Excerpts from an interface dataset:

Segment Open

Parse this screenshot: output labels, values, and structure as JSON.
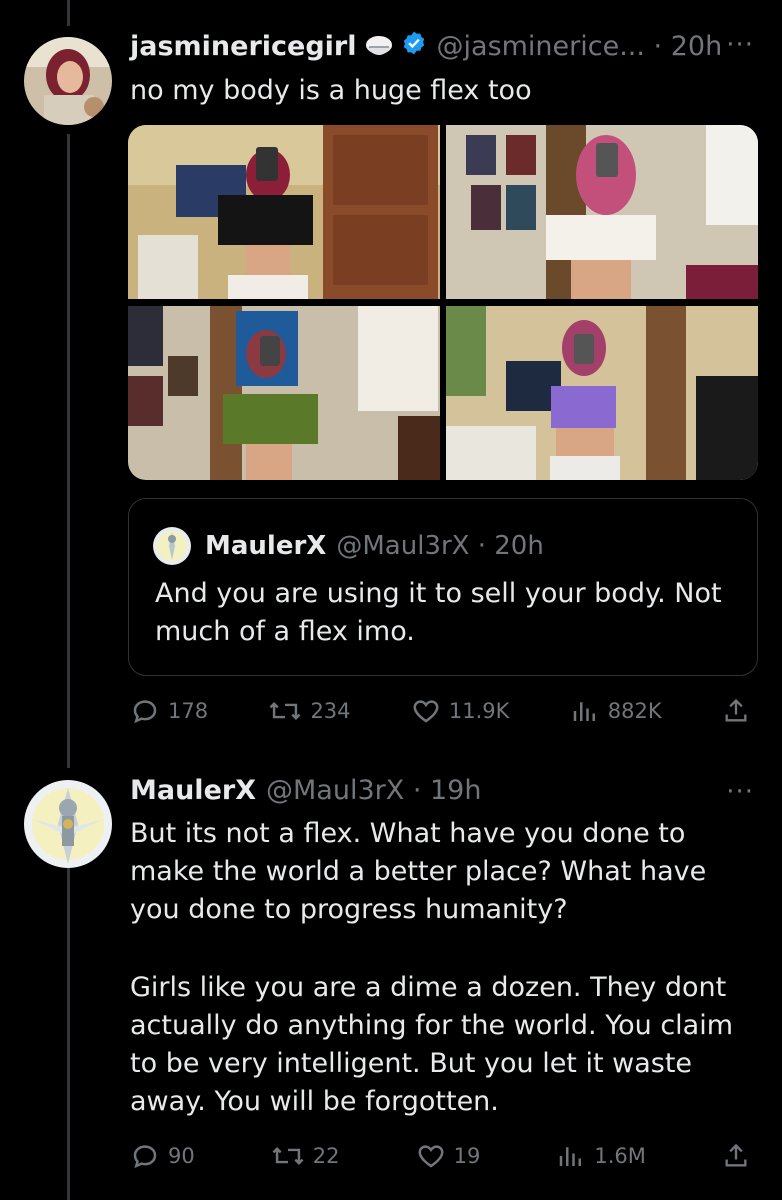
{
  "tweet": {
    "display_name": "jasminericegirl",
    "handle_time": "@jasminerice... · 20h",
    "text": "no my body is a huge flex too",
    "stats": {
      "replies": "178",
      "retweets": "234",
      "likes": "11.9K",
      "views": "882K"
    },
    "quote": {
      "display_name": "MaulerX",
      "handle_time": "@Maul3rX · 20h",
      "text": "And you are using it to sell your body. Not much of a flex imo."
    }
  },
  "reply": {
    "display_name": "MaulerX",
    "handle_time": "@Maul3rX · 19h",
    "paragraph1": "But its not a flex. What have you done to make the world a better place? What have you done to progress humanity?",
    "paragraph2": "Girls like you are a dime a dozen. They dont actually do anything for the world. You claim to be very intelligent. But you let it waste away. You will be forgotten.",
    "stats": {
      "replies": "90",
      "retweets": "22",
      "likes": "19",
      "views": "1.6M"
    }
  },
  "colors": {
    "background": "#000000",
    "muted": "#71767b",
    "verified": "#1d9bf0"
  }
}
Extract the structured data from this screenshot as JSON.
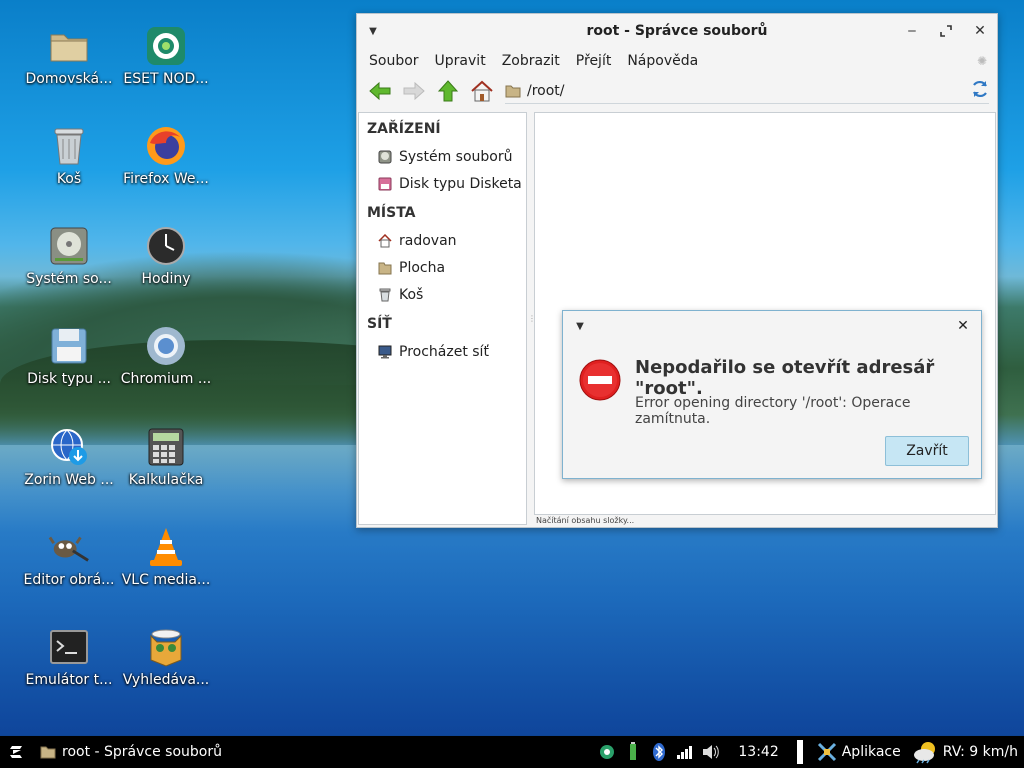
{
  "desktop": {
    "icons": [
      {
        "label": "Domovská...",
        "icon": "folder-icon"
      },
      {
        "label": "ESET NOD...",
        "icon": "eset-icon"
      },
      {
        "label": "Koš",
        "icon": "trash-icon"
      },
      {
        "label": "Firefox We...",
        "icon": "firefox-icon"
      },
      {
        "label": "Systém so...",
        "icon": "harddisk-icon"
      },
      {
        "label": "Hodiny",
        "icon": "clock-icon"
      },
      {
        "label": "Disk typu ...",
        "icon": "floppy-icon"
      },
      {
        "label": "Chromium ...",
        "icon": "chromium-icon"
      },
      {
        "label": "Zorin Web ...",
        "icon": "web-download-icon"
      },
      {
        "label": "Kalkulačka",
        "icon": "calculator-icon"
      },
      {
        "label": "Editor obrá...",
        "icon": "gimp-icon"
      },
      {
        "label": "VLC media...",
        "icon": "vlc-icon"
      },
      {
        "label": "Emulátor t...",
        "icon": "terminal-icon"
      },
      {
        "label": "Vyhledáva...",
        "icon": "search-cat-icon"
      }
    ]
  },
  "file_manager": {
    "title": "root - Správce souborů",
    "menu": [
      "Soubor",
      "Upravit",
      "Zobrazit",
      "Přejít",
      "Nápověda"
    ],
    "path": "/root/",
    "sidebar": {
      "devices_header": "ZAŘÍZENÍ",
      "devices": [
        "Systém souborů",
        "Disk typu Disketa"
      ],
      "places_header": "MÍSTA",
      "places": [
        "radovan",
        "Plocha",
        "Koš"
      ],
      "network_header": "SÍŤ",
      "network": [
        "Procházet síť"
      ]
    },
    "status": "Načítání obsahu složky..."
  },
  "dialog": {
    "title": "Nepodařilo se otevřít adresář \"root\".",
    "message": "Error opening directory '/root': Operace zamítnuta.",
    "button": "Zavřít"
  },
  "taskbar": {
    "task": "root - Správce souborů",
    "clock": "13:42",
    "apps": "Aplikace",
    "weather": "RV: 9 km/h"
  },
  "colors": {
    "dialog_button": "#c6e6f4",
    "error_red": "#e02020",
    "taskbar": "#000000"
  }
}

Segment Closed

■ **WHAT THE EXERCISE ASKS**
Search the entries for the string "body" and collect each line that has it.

■ **WRITTEN SOLUTION**
    "text": "no my body is a huge flex too",
      "text": "And you are using it to sell your body. Not much of a flex imo."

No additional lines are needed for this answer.